Quality of Vision

"Disability glare, defined as glare that disrupts daily activities, occurs rarely, but a few patients find it necessary to curtail night driving, to use sunglasses, or to change their occupation."

Statement on Radial Keratotomy, George O Waring III -1988

"Similarly, persons In occupations with high visual demands such as engineers, surgeons, and writers need careful counseling about expectations and also need to be told that a complication could interfere with their current occupation."

Dr Charles Casebeer, Incisional Keratotomy - 1995


Binocular vision complications after radial keratotomy.

Duling K, Wick B. Source College of Optometry, University of Houston, Texas. Abstract

Radial keratotomy (RK), a popular procedure for reducing myopia, does not always have a successful outcome. Of the adverse effects reported in the literature, there have been few reports of undesirable disturbances of binocular vision. Four representative cases are reviewed which presented clinically with varying binocular problems induced by RK. The treatment considerations and final solutions for each are discussed. In the presence of RK-induced anisometropia, aniseikonia can be a particularly debilitating binocular vision problem for some patients.


Contrast Sensitivity and Glare Disability After Radial Keratotomy 

Alaa A. Ghaith, MD; Jan Daniel, MD; R. Doyle Stulting, MD, PhD; Keith P. Thompson, MD; Michael Lynn, MS

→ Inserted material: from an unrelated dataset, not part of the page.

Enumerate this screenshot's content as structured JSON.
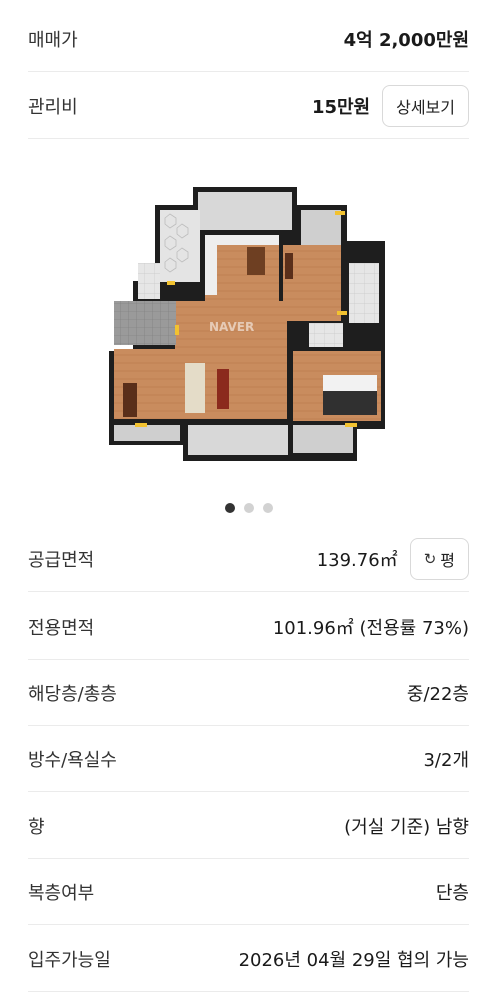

Arch Ophthalmol. 1998;116:12-18. ABSTRACT

Objectives To study the effects of radial keratotomy (RK) and photorefractive keratectomy (PRK) on contrast sensitivity and glare disability using 4 different devices, and to correlate subjective complaints with objective scores of visual performance.

Methods Preoperative contrast sensitivity for 30 eyes undergoing RK and 30 eyes undergoing PRK was compared with contrast sensitivity at 1, 3, and 6 months postoperatively using the CSV 1000, MCT (Multivision Contrast Tester) 8000, and Pelli- Robson chart. The BAT (Brightness Acuity Tester) and MCT 8000 were used to test for daytime and nighttime glare disability, respectively. At 3 and 6 months postoperatively, a questionnaire was administered to assess visual performance subjectively.

Results Contrast sensitivity decreased after RK and PRK up to the sixth postoperative month, while glare disability was significantly increased at 1 month after PRK as determined by the MCT 8000 and the BAT, and at the third and sixth months after RK using the MCT 8000. Compared with RK, PRK significantly decreased contrast sensitivity as measured with the MCT 8000 at all spatial frequencies 1 month postoperatively. No significant difference in visual performance between patients undergoing RK and PRK was observed with the CSV 1000, the Pelli-Robson chart, or the BAT up to 6 months postoperatively. No consistent difference was found between glare disability scores of patients undergoing RK and PRK when measured with the MCT 8000. Subjective reports of problems with night driving and blurring correlated only with glare disability scores of the MCT 80003 months after RK.

Conclusions Both RK and PRK reduce contrast sensitivity and cause glare disability; however, the relative effect is highly dependent on the time postoperative testing is performed and the instrument used for testing. Contrast sensitivity and glare disability, as measured by the instruments used in this study, do not accurately reflect patients' subjective assessment of visual performance in daily life.


Penetrating Keratoplasty for Severe Complications of Radial Keratotomy

Hersh, Peter S. M.D.; Kalevar, V M.D.; Kenyon, Kenneth R. M.D.

Abstract

Severe sight-threatening complications were seen in five eyes of three patients following improperly performed radial keratotomy. All patients exhibited neovascularization of the incision sites, severe stromal scarring or ulceration involving the visual axis, loss of the anterior chamber, and iridocorneal adhesions. These complications necessitated multiple and complex surgical interventions, including penetrating keratoplasty and anterior segment reconstruction. Final visual acuity was decreased to light perception in four eyes while one eye achieved 6/60 vision following repeated penetrating keratoplasty. The success and safety of radial keratotomy rely on careful case selection, appropriate instrumentation, specialized training, and the ability to perform complex secondary procedures to correct surgical complications.

This photo shows how a lot of RK patients see at night.

screen shot 2012-10-18 at med

To See more similar photos, go to visionsimulations.com